As explained in the CNBC article, researchers swabbed 39 phones for skin cells using mass spectrometry to identify each different molecule by their weight. Each of the molecules were compared with references in the database. The results included traces of medications such as skin creams, hair loss treatments, and antidepressants. There were also traces of such as citrus and caffeine. The traces found on the phones corresponded with the skin cells from the participants’ hands that were compared.
“I think that’s absolutely mind blowing that phones can trace more than just the owner’s DNA,” said high school student Jolie Saul, “I believe that phones do maintain a lot of different traces of information due to prints being left on everything people touch.”

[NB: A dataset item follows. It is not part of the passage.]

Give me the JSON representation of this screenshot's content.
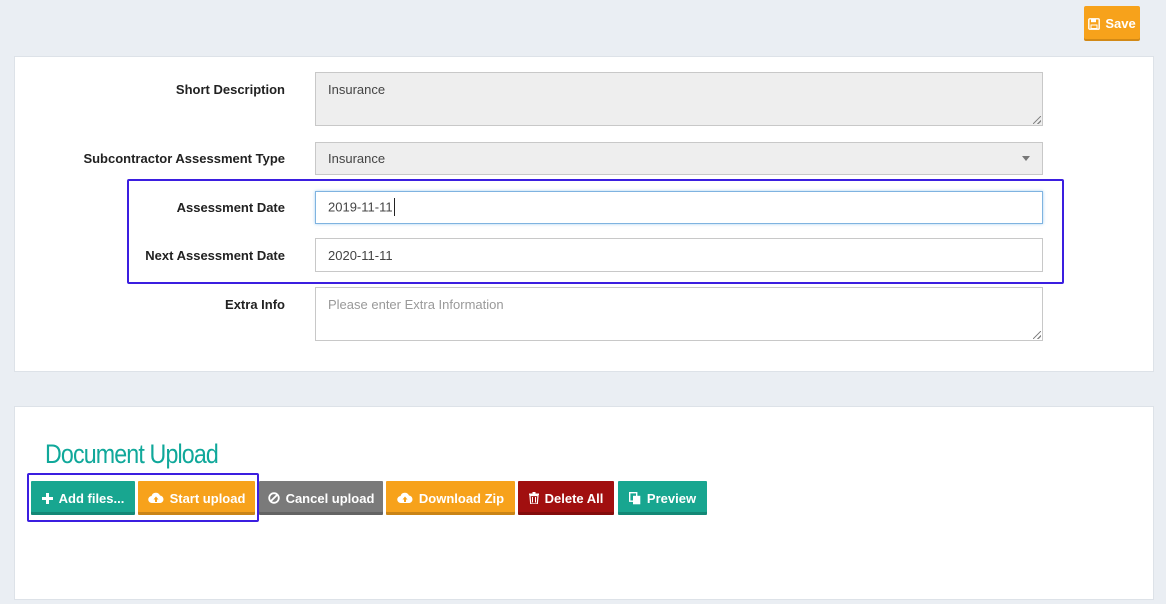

Despite that the traces on the object can say a lot about a person, such as their gender, whether he/she uses hair dye or cosmetics, medical treatments, and whether they spend more time indoors or outdoors, people cannot be “matched” to that kind of evidence in a way such as fingerprints or DNA.
“I believe that it is a good and bad thing that people can’t be matched to that kind of evidence,” said high school student Jeanelle Courtney, “If the person can’t be matched, that means the person can remain unidentified without feeling their privacy being taken from them. However, it would be better if the person could be matched because it could provide awareness of illnesses a person has, but doesn’t know they have it.”
Though the evidence can’t be matched, it could provide clues about the person which could be used to track terrorists and determining whether a person is taking their prescribed medication.
“I strongly agree that swabbing skin cells from phones will benefit the world in the future,” said high school student Kat Underwood, “The evidence could potentially save lives of people from those who are a threat to a society, a family, and possibly a country that needs protection the most.”